The data below has to be returned exactly, down to the last character.

(Exercise data begins)

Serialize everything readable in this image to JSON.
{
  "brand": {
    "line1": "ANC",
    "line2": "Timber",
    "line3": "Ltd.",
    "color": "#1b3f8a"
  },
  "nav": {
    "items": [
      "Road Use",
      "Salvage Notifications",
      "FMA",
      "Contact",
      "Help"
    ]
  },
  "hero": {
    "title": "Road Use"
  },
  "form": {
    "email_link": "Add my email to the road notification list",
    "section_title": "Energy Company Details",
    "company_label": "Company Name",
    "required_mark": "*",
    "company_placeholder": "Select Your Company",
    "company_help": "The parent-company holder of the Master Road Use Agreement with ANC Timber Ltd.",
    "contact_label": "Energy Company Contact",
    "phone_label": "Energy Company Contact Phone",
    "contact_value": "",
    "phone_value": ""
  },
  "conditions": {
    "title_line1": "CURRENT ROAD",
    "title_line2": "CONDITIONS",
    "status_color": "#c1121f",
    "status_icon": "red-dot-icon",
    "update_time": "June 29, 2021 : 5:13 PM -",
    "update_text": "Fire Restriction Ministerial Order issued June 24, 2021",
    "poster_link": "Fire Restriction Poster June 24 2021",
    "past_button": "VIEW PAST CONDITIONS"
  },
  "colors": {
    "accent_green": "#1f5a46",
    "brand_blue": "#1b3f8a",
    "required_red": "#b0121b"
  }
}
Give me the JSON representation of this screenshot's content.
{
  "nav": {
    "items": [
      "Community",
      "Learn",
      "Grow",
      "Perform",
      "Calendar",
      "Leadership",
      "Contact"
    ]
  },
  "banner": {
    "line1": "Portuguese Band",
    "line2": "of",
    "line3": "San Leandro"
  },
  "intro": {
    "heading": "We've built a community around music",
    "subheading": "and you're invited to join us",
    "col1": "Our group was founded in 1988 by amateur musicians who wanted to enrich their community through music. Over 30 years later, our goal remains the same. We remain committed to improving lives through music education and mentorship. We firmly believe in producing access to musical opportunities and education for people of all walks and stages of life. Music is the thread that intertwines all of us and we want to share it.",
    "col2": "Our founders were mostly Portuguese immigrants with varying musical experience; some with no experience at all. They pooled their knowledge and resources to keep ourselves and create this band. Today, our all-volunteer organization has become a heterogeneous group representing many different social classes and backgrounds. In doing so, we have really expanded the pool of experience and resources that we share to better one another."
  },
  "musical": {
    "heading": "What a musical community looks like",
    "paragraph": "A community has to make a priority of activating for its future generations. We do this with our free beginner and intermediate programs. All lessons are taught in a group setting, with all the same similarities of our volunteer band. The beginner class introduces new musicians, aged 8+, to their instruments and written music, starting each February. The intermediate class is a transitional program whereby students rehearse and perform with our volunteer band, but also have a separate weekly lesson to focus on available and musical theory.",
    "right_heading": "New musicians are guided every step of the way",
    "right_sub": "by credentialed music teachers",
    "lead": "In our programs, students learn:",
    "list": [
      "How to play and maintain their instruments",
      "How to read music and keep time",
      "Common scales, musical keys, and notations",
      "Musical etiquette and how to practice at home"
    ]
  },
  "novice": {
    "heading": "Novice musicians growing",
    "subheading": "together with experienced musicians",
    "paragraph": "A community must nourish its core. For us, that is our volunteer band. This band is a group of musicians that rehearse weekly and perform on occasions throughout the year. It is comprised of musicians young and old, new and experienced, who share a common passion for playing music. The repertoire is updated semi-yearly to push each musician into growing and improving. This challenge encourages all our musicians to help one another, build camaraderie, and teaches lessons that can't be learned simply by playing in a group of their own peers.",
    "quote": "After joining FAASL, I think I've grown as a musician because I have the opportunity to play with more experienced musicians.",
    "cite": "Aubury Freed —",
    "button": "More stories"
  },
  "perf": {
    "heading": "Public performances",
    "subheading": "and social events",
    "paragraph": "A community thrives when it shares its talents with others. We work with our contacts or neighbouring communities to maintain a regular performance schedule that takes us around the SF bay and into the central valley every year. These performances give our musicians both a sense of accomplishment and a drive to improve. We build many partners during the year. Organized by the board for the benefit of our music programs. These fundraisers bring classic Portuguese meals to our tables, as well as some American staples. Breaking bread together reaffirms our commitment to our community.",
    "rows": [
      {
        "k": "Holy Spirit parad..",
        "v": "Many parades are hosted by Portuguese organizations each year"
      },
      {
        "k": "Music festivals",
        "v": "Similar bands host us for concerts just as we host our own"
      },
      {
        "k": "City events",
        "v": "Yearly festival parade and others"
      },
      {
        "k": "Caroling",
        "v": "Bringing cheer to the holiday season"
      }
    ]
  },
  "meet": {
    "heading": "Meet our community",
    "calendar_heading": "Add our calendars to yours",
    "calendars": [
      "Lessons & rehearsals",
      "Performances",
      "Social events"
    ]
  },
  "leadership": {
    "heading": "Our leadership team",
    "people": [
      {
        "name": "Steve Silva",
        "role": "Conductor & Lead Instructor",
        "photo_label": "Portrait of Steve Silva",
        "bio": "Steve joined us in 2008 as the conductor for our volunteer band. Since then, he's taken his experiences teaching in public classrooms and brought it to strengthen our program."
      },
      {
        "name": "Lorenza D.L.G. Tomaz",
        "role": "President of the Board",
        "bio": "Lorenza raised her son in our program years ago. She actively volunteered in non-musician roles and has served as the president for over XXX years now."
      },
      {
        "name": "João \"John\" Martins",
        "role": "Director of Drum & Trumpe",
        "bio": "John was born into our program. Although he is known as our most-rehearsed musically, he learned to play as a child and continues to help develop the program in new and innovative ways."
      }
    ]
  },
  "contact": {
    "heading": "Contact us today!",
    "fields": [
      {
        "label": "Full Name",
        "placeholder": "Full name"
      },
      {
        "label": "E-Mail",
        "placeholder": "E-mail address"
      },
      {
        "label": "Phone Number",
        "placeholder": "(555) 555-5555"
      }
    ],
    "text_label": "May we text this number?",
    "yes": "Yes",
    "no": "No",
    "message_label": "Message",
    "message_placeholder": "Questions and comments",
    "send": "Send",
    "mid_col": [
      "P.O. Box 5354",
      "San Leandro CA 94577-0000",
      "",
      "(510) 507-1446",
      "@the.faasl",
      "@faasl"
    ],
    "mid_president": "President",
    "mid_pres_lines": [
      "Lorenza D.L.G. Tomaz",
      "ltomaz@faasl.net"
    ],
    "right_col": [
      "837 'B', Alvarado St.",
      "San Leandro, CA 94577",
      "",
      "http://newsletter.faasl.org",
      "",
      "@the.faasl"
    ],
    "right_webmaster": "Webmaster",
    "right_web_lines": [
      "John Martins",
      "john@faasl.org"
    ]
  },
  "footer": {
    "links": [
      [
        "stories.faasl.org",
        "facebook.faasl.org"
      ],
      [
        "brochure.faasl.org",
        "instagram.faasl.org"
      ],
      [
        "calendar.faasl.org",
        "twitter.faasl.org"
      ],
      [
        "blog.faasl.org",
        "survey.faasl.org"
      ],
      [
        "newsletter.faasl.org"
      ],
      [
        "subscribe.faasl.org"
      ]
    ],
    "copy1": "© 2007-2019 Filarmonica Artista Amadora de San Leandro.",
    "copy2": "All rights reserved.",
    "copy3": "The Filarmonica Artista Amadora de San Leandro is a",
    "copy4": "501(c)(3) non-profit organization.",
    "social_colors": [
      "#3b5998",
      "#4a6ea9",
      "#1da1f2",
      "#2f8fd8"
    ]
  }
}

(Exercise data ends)

Response:
Serialize everything readable in this image to JSON.
{
  "brand": {
    "line1": "ANC",
    "line2": "Timber",
    "line3": "Ltd.",
    "color": "#1b3f8a"
  },
  "nav": {
    "items": [
      "Road Use",
      "Salvage Notifications",
      "FMA",
      "Contact",
      "Help"
    ]
  },
  "hero": {
    "title": "Road Use"
  },
  "form": {
    "email_link": "Add my email to the road notification list",
    "section_title": "Energy Company Details",
    "company_label": "Company Name",
    "required_mark": "*",
    "company_placeholder": "Select Your Company",
    "company_help": "The parent-company holder of the Master Road Use Agreement with ANC Timber Ltd.",
    "contact_label": "Energy Company Contact",
    "phone_label": "Energy Company Contact Phone",
    "contact_value": "",
    "phone_value": ""
  },
  "conditions": {
    "title_line1": "CURRENT ROAD",
    "title_line2": "CONDITIONS",
    "status_color": "#c1121f",
    "status_icon": "red-dot-icon",
    "update_time": "June 29, 2021 : 5:13 PM -",
    "update_text": "Fire Restriction Ministerial Order issued June 24, 2021",
    "poster_link": "Fire Restriction Poster June 24 2021",
    "past_button": "VIEW PAST CONDITIONS"
  },
  "colors": {
    "accent_green": "#1f5a46",
    "brand_blue": "#1b3f8a",
    "required_red": "#b0121b"
  }
}
Give me the JSON representation of this screenshot's content.
{
  "nav": {
    "items": [
      "Community",
      "Learn",
      "Grow",
      "Perform",
      "Calendar",
      "Leadership",
      "Contact"
    ]
  },
  "banner": {
    "line1": "Portuguese Band",
    "line2": "of",
    "line3": "San Leandro"
  },
  "intro": {
    "heading": "We've built a community around music",
    "subheading": "and you're invited to join us",
    "col1": "Our group was founded in 1988 by amateur musicians who wanted to enrich their community through music. Over 30 years later, our goal remains the same. We remain committed to improving lives through music education and mentorship. We firmly believe in producing access to musical opportunities and education for people of all walks and stages of life. Music is the thread that intertwines all of us and we want to share it.",
    "col2": "Our founders were mostly Portuguese immigrants with varying musical experience; some with no experience at all. They pooled their knowledge and resources to keep ourselves and create this band. Today, our all-volunteer organization has become a heterogeneous group representing many different social classes and backgrounds. In doing so, we have really expanded the pool of experience and resources that we share to better one another."
  },
  "musical": {
    "heading": "What a musical community looks like",
    "paragraph": "A community has to make a priority of activating for its future generations. We do this with our free beginner and intermediate programs. All lessons are taught in a group setting, with all the same similarities of our volunteer band. The beginner class introduces new musicians, aged 8+, to their instruments and written music, starting each February. The intermediate class is a transitional program whereby students rehearse and perform with our volunteer band, but also have a separate weekly lesson to focus on available and musical theory.",
    "right_heading": "New musicians are guided every step of the way",
    "right_sub": "by credentialed music teachers",
    "lead": "In our programs, students learn:",
    "list": [
      "How to play and maintain their instruments",
      "How to read music and keep time",
      "Common scales, musical keys, and notations",
      "Musical etiquette and how to practice at home"
    ]
  },
  "novice": {
    "heading": "Novice musicians growing",
    "subheading": "together with experienced musicians",
    "paragraph": "A community must nourish its core. For us, that is our volunteer band. This band is a group of musicians that rehearse weekly and perform on occasions throughout the year. It is comprised of musicians young and old, new and experienced, who share a common passion for playing music. The repertoire is updated semi-yearly to push each musician into growing and improving. This challenge encourages all our musicians to help one another, build camaraderie, and teaches lessons that can't be learned simply by playing in a group of their own peers.",
    "quote": "After joining FAASL, I think I've grown as a musician because I have the opportunity to play with more experienced musicians.",
    "cite": "Aubury Freed —",
    "button": "More stories"
  },
  "perf": {
    "heading": "Public performances",
    "subheading": "and social events",
    "paragraph": "A community thrives when it shares its talents with others. We work with our contacts or neighbouring communities to maintain a regular performance schedule that takes us around the SF bay and into the central valley every year. These performances give our musicians both a sense of accomplishment and a drive to improve. We build many partners during the year. Organized by the board for the benefit of our music programs. These fundraisers bring classic Portuguese meals to our tables, as well as some American staples. Breaking bread together reaffirms our commitment to our community.",
    "rows": [
      {
        "k": "Holy Spirit parad..",
        "v": "Many parades are hosted by Portuguese organizations each year"
      },
      {
        "k": "Music festivals",
        "v": "Similar bands host us for concerts just as we host our own"
      },
      {
        "k": "City events",
        "v": "Yearly festival parade and others"
      },
      {
        "k": "Caroling",
        "v": "Bringing cheer to the holiday season"
      }
    ]
  },
  "meet": {
    "heading": "Meet our community",
    "calendar_heading": "Add our calendars to yours",
    "calendars": [
      "Lessons & rehearsals",
      "Performances",
      "Social events"
    ]
  },
  "leadership": {
    "heading": "Our leadership team",
    "people": [
      {
        "name": "Steve Silva",
        "role": "Conductor & Lead Instructor",
        "photo_label": "Portrait of Steve Silva",
        "bio": "Steve joined us in 2008 as the conductor for our volunteer band. Since then, he's taken his experiences teaching in public classrooms and brought it to strengthen our program."
      },
      {
        "name": "Lorenza D.L.G. Tomaz",
        "role": "President of the Board",
        "bio": "Lorenza raised her son in our program years ago. She actively volunteered in non-musician roles and has served as the president for over XXX years now."
      },
      {
        "name": "João \"John\" Martins",
        "role": "Director of Drum & Trumpe",
        "bio": "John was born into our program. Although he is known as our most-rehearsed musically, he learned to play as a child and continues to help develop the program in new and innovative ways."
      }
    ]
  },
  "contact": {
    "heading": "Contact us today!",
    "fields": [
      {
        "label": "Full Name",
        "placeholder": "Full name"
      },
      {
        "label": "E-Mail",
        "placeholder": "E-mail address"
      },
      {
        "label": "Phone Number",
        "placeholder": "(555) 555-5555"
      }
    ],
    "text_label": "May we text this number?",
    "yes": "Yes",
    "no": "No",
    "message_label": "Message",
    "message_placeholder": "Questions and comments",
    "send": "Send",
    "mid_col": [
      "P.O. Box 5354",
      "San Leandro CA 94577-0000",
      "",
      "(510) 507-1446",
      "@the.faasl",
      "@faasl"
    ],
    "mid_president": "President",
    "mid_pres_lines": [
      "Lorenza D.L.G. Tomaz",
      "ltomaz@faasl.net"
    ],
    "right_col": [
      "837 'B', Alvarado St.",
      "San Leandro, CA 94577",
      "",
      "http://newsletter.faasl.org",
      "",
      "@the.faasl"
    ],
    "right_webmaster": "Webmaster",
    "right_web_lines": [
      "John Martins",
      "john@faasl.org"
    ]
  },
  "footer": {
    "links": [
      [
        "stories.faasl.org",
        "facebook.faasl.org"
      ],
      [
        "brochure.faasl.org",
        "instagram.faasl.org"
      ],
      [
        "calendar.faasl.org",
        "twitter.faasl.org"
      ],
      [
        "blog.faasl.org",
        "survey.faasl.org"
      ],
      [
        "newsletter.faasl.org"
      ],
      [
        "subscribe.faasl.org"
      ]
    ],
    "copy1": "© 2007-2019 Filarmonica Artista Amadora de San Leandro.",
    "copy2": "All rights reserved.",
    "copy3": "The Filarmonica Artista Amadora de San Leandro is a",
    "copy4": "501(c)(3) non-profit organization.",
    "social_colors": [
      "#3b5998",
      "#4a6ea9",
      "#1da1f2",
      "#2f8fd8"
    ]
  }
}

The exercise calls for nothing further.